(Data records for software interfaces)
....

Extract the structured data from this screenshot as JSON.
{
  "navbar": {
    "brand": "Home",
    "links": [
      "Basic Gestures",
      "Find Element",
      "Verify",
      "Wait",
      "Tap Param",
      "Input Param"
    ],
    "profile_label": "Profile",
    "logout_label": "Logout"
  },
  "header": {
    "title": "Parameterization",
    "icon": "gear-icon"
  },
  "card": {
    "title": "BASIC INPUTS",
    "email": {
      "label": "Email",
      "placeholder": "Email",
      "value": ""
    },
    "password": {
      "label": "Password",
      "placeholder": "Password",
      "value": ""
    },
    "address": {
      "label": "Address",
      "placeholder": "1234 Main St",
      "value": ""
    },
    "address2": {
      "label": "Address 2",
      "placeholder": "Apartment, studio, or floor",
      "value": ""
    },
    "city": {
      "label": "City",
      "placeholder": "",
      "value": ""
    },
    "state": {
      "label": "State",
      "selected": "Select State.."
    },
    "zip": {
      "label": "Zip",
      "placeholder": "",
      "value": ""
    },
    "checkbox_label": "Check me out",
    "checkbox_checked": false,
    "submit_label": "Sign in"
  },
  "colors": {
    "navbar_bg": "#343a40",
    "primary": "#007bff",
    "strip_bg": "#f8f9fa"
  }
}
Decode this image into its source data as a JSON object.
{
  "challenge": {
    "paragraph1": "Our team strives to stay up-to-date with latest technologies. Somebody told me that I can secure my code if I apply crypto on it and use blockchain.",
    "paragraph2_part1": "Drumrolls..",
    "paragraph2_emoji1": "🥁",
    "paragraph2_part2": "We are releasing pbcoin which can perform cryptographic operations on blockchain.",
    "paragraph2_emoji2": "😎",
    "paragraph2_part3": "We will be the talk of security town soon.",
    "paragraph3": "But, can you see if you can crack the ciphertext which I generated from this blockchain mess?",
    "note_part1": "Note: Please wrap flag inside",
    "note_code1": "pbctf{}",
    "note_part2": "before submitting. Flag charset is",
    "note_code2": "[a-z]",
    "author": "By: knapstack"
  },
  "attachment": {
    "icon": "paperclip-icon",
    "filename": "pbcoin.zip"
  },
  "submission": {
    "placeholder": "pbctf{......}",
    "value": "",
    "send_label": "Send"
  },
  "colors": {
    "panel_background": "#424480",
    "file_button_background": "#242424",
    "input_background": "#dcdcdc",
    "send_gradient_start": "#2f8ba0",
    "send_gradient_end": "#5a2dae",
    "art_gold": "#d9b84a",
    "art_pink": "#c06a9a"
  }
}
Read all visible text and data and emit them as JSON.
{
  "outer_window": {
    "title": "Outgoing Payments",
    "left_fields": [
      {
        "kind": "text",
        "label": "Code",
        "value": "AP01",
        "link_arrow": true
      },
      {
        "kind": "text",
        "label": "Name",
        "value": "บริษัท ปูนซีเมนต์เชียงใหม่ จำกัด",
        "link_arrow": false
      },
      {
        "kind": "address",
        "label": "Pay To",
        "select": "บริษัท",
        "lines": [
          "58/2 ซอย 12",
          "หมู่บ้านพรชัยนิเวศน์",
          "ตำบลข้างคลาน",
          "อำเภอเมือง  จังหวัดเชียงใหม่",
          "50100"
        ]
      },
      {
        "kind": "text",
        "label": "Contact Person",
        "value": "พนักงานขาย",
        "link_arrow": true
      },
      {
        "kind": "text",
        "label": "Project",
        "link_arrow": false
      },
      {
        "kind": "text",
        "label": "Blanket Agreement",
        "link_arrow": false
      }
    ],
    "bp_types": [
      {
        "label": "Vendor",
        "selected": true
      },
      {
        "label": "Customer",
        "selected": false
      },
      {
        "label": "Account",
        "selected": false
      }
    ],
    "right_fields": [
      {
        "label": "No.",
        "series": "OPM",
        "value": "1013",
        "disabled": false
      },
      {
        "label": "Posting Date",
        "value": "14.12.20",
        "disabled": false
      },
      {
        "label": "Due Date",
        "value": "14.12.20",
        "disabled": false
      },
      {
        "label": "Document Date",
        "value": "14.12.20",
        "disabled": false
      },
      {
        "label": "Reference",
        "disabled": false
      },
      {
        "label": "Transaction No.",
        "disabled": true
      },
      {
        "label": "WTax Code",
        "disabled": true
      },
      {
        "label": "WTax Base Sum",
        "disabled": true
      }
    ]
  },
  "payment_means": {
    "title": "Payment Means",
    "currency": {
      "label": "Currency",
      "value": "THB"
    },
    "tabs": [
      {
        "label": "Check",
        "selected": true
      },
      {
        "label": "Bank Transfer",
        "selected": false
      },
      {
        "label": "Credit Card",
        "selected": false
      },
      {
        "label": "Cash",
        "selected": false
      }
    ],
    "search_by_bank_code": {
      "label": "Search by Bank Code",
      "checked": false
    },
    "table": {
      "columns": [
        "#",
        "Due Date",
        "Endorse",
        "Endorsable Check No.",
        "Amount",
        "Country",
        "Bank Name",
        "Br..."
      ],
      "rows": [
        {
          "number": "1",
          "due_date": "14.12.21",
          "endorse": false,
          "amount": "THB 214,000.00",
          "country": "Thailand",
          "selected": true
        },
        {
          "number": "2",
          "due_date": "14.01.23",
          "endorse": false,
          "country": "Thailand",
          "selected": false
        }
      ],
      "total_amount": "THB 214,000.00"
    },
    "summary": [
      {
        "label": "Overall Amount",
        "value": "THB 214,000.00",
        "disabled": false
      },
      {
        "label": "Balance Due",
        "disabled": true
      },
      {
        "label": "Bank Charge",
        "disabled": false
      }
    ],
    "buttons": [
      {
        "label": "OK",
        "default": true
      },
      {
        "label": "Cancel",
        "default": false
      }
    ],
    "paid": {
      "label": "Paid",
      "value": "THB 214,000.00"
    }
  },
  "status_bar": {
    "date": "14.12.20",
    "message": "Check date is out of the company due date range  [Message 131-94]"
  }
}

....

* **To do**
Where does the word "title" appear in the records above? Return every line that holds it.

* **Output for this exercise**
    "title": "Parameterization",
    "title": "BASIC INPUTS",
    "title": "Outgoing Payments",
    "title": "Payment Means",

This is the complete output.